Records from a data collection
####################

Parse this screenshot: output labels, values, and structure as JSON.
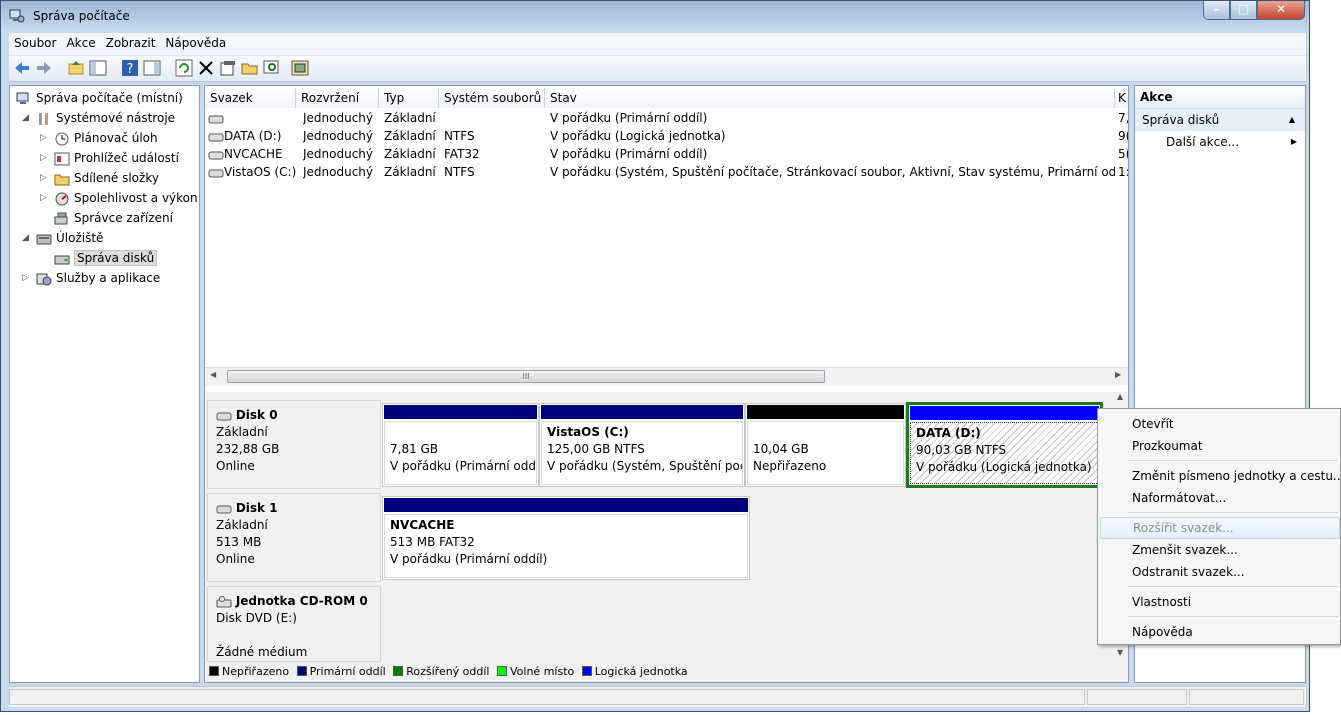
{
  "window": {
    "title": "Správa počítače"
  },
  "menu": [
    "Soubor",
    "Akce",
    "Zobrazit",
    "Nápověda"
  ],
  "tree": {
    "root": "Správa počítače (místní)",
    "system_tools": "Systémové nástroje",
    "task_scheduler": "Plánovač úloh",
    "event_viewer": "Prohlížeč událostí",
    "shared_folders": "Sdílené složky",
    "reliability": "Spolehlivost a výkon",
    "device_manager": "Správce zařízení",
    "storage": "Úložiště",
    "disk_management": "Správa disků",
    "services": "Služby a aplikace"
  },
  "volumes": {
    "columns": [
      "Svazek",
      "Rozvržení",
      "Typ",
      "Systém souborů",
      "Stav",
      "K"
    ],
    "rows": [
      {
        "name": "",
        "layout": "Jednoduchý",
        "type": "Základní",
        "fs": "",
        "status": "V pořádku (Primární oddíl)",
        "cap": "7,"
      },
      {
        "name": "DATA (D:)",
        "layout": "Jednoduchý",
        "type": "Základní",
        "fs": "NTFS",
        "status": "V pořádku (Logická jednotka)",
        "cap": "9("
      },
      {
        "name": "NVCACHE",
        "layout": "Jednoduchý",
        "type": "Základní",
        "fs": "FAT32",
        "status": "V pořádku (Primární oddíl)",
        "cap": "5("
      },
      {
        "name": "VistaOS (C:)",
        "layout": "Jednoduchý",
        "type": "Základní",
        "fs": "NTFS",
        "status": "V pořádku (Systém, Spuštění počítače, Stránkovací soubor, Aktivní, Stav systému, Primární oddíl)",
        "cap": "1:"
      }
    ],
    "scroll_grip": "III"
  },
  "disks": {
    "disk0": {
      "name": "Disk 0",
      "type": "Základní",
      "size": "232,88 GB",
      "state": "Online",
      "p1": {
        "size": "7,81 GB",
        "status": "V pořádku (Primární odd"
      },
      "p2": {
        "name": "VistaOS  (C:)",
        "size": "125,00 GB NTFS",
        "status": "V pořádku (Systém, Spuštění poč"
      },
      "p3": {
        "size": "10,04 GB",
        "status": "Nepřiřazeno"
      },
      "p4": {
        "name": "DATA  (D:)",
        "size": "90,03 GB NTFS",
        "status": "V pořádku (Logická jednotka)"
      }
    },
    "disk1": {
      "name": "Disk 1",
      "type": "Základní",
      "size": "513 MB",
      "state": "Online",
      "p1": {
        "name": "NVCACHE",
        "size": "513 MB FAT32",
        "status": "V pořádku (Primární oddíl)"
      }
    },
    "cdrom": {
      "name": "Jednotka CD-ROM 0",
      "type": "Disk DVD (E:)",
      "state": "Žádné médium"
    }
  },
  "legend": [
    "Nepřiřazeno",
    "Primární oddíl",
    "Rozšířený oddíl",
    "Volné místo",
    "Logická jednotka"
  ],
  "colors": {
    "unallocated": "#000000",
    "primary": "#00007b",
    "extended": "#008000",
    "free": "#00ff00",
    "logical": "#0000ff"
  },
  "actions": {
    "header": "Akce",
    "section": "Správa disků",
    "more": "Další akce..."
  },
  "context_menu": {
    "open": "Otevřít",
    "explore": "Prozkoumat",
    "change_letter": "Změnit písmeno jednotky a cestu...",
    "format": "Naformátovat...",
    "extend": "Rozšířit svazek...",
    "shrink": "Zmenšit svazek...",
    "delete": "Odstranit svazek...",
    "properties": "Vlastnosti",
    "help": "Nápověda"
  }
}
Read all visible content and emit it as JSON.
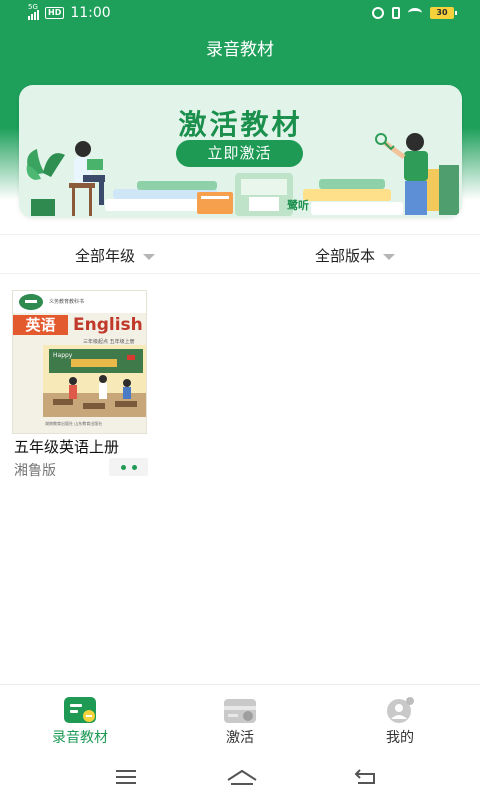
{
  "status_bar": {
    "network": "5G",
    "hd": "HD",
    "time": "11:00",
    "battery": "30",
    "icons": [
      "signal-icon",
      "alarm-icon",
      "vibrate-icon",
      "wifi-icon",
      "battery-icon"
    ]
  },
  "header": {
    "title": "录音教材"
  },
  "banner": {
    "title": "激活教材",
    "button_label": "立即激活",
    "logo_text": "鹭听"
  },
  "filters": {
    "grade_label": "全部年级",
    "edition_label": "全部版本"
  },
  "books": [
    {
      "title": "五年级英语上册",
      "edition": "湘鲁版",
      "cover": {
        "series_text": "义务教育教科书",
        "subject": "英语",
        "english": "English",
        "grade_text": "三年级起点 五年级上册",
        "scene_text": "Happy Children's Day",
        "publisher_text": "湖南教育出版社 山东教育出版社"
      }
    }
  ],
  "bottom_nav": {
    "items": [
      {
        "label": "录音教材",
        "icon": "textbook-icon",
        "active": true
      },
      {
        "label": "激活",
        "icon": "activate-icon",
        "active": false
      },
      {
        "label": "我的",
        "icon": "profile-icon",
        "active": false
      }
    ]
  },
  "colors": {
    "primary": "#1ea05b",
    "active": "#1e9a55",
    "banner_bg": "#e2f4ea"
  }
}
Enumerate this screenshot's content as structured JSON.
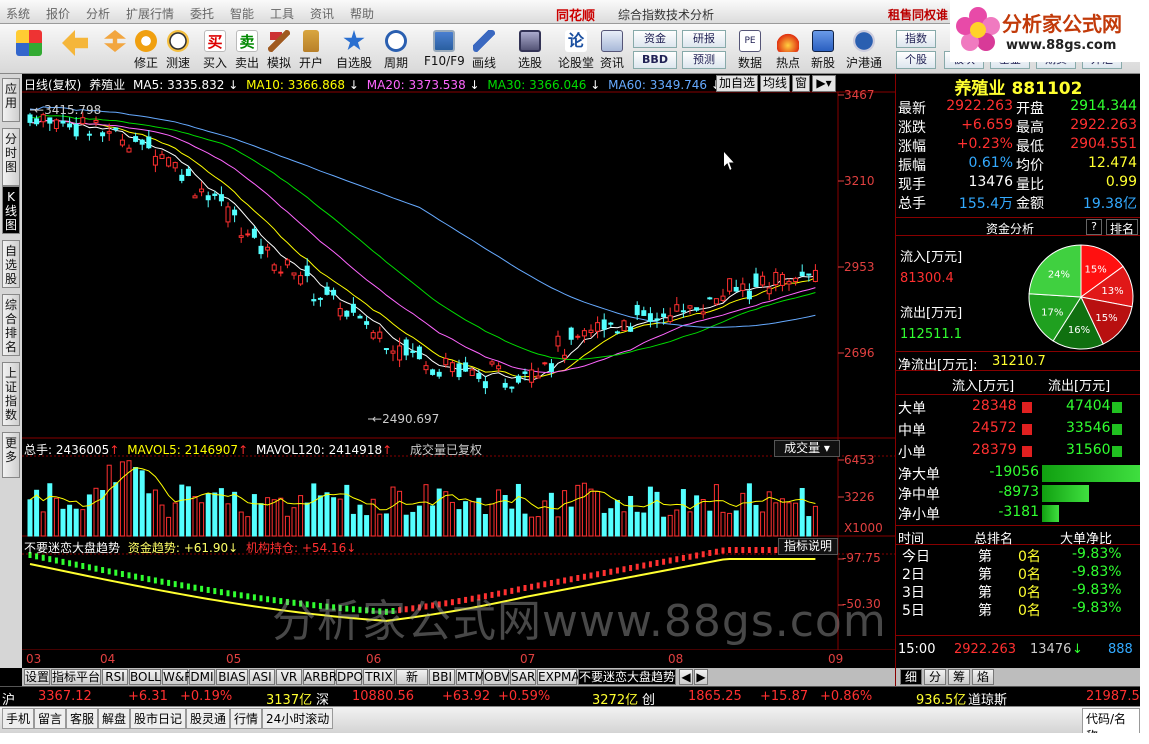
{
  "menu": {
    "items": [
      "系统",
      "报价",
      "分析",
      "扩展行情",
      "委托",
      "智能",
      "工具",
      "资讯",
      "帮助"
    ],
    "app_name": "同花顺",
    "window_title": "综合指数技术分析",
    "promo": "租售同权谁"
  },
  "logo": {
    "text": "分析家公式网",
    "url": "www.88gs.com"
  },
  "toolbar": {
    "buttons": [
      "修正",
      "测速",
      "买入",
      "卖出",
      "模拟",
      "开户",
      "自选股",
      "周期",
      "F10/F9",
      "画线",
      "选股",
      "论股堂",
      "资讯",
      "数据",
      "热点",
      "新股",
      "沪港通"
    ],
    "small": [
      "资金",
      "研报",
      "BBD",
      "预测",
      "指数",
      "个股",
      "板块",
      "基金",
      "期货",
      "外汇"
    ]
  },
  "left_tabs": [
    "应用",
    "分时图",
    "K线图",
    "自选股",
    "综合排名",
    "上证指数",
    "更多"
  ],
  "chart_header": {
    "period": "日线(复权)",
    "name": "养殖业",
    "ma5": "MA5: 3335.832",
    "ma10": "MA10: 3366.868",
    "ma20": "MA20: 3373.538",
    "ma30": "MA30: 3366.046",
    "ma60": "MA60: 3349.746",
    "btn_add": "加自选",
    "btn_ma": "均线",
    "btn_win": "窗"
  },
  "price_axis": [
    "3467",
    "3210",
    "2953",
    "2696"
  ],
  "annotations": {
    "high": "3415.798",
    "low": "2490.697"
  },
  "volume_header": {
    "total": "总手: 2436005",
    "mavol5": "MAVOL5: 2146907",
    "mavol120": "MAVOL120: 2414918",
    "note": "成交量已复权",
    "selector": "成交量"
  },
  "volume_axis": [
    "6453",
    "3226",
    "X1000"
  ],
  "indicator_header": {
    "name": "不要迷恋大盘趋势",
    "fund": "资金趋势: +61.90",
    "inst": "机构持仓: +54.16",
    "btn": "指标说明"
  },
  "indicator_axis": [
    "97.75",
    "50.30"
  ],
  "x_axis": [
    "03",
    "04",
    "05",
    "06",
    "07",
    "08",
    "09"
  ],
  "bottom_tabs": [
    "设置",
    "指标平台",
    "RSI",
    "BOLL",
    "W&R",
    "DMI",
    "BIAS",
    "ASI",
    "VR",
    "ARBR",
    "DPO",
    "TRIX",
    "新DMA",
    "BBI",
    "MTM",
    "OBV",
    "SAR",
    "EXPMA",
    "不要迷恋大盘趋势"
  ],
  "side": {
    "title": "养殖业",
    "code": "881102",
    "quote": [
      [
        "最新",
        "2922.263",
        "开盘",
        "2914.344"
      ],
      [
        "涨跌",
        "+6.659",
        "最高",
        "2922.263"
      ],
      [
        "涨幅",
        "+0.23%",
        "最低",
        "2904.551"
      ],
      [
        "振幅",
        "0.61%",
        "均价",
        "12.474"
      ],
      [
        "现手",
        "13476",
        "量比",
        "0.99"
      ],
      [
        "总手",
        "155.4万",
        "金额",
        "19.38亿"
      ]
    ],
    "fund_title": "资金分析",
    "fund_q": "?",
    "fund_rank": "排名",
    "inflow_label": "流入[万元]",
    "inflow": "81300.4",
    "outflow_label": "流出[万元]",
    "outflow": "112511.1",
    "net_label": "净流出[万元]:",
    "net": "31210.7",
    "pie": [
      {
        "label": "15%",
        "value": 15,
        "color": "#ff1010"
      },
      {
        "label": "13%",
        "value": 13,
        "color": "#e01818"
      },
      {
        "label": "15%",
        "value": 15,
        "color": "#b81010"
      },
      {
        "label": "16%",
        "value": 16,
        "color": "#107010"
      },
      {
        "label": "17%",
        "value": 17,
        "color": "#20a020"
      },
      {
        "label": "24%",
        "value": 24,
        "color": "#40d040"
      }
    ],
    "flow_head": [
      "流入[万元]",
      "流出[万元]"
    ],
    "flow": [
      [
        "大单",
        "28348",
        "47404"
      ],
      [
        "中单",
        "24572",
        "33546"
      ],
      [
        "小单",
        "28379",
        "31560"
      ]
    ],
    "net_flow": [
      [
        "净大单",
        "-19056"
      ],
      [
        "净中单",
        "-8973"
      ],
      [
        "净小单",
        "-3181"
      ]
    ],
    "rank_head": [
      "时间",
      "总排名",
      "大单净比"
    ],
    "rank": [
      [
        "今日",
        "第",
        "0名",
        "-9.83%"
      ],
      [
        "2日",
        "第",
        "0名",
        "-9.83%"
      ],
      [
        "3日",
        "第",
        "0名",
        "-9.83%"
      ],
      [
        "5日",
        "第",
        "0名",
        "-9.83%"
      ]
    ],
    "tick": {
      "time": "15:00",
      "price": "2922.263",
      "vol": "13476",
      "dir": "↓",
      "extra": "888"
    },
    "side_tabs": [
      "细",
      "分",
      "筹",
      "焰"
    ]
  },
  "status": {
    "sh_label": "沪",
    "sh": "3367.12",
    "sh_chg": "+6.31",
    "sh_pct": "+0.19%",
    "sh_amt": "3137亿",
    "sz_label": "深",
    "sz": "10880.56",
    "sz_chg": "+63.92",
    "sz_pct": "+0.59%",
    "sz_amt": "3272亿",
    "cy_label": "创",
    "cy": "1865.25",
    "cy_chg": "+15.87",
    "cy_pct": "+0.86%",
    "cy_amt": "936.5亿",
    "dj_label": "道琼斯",
    "dj": "21987.5"
  },
  "taskbar": [
    "手机",
    "留言",
    "客服",
    "解盘",
    "股市日记",
    "股灵通",
    "行情",
    "24小时滚动"
  ],
  "taskbar_right": "代码/名称",
  "watermark": "分析家公式网www.88gs.com"
}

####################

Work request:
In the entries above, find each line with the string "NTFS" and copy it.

Exercise response:
        "fs": "NTFS",
        "fs": "NTFS",
        "size": "125,00 GB NTFS",
        "size": "90,03 GB NTFS",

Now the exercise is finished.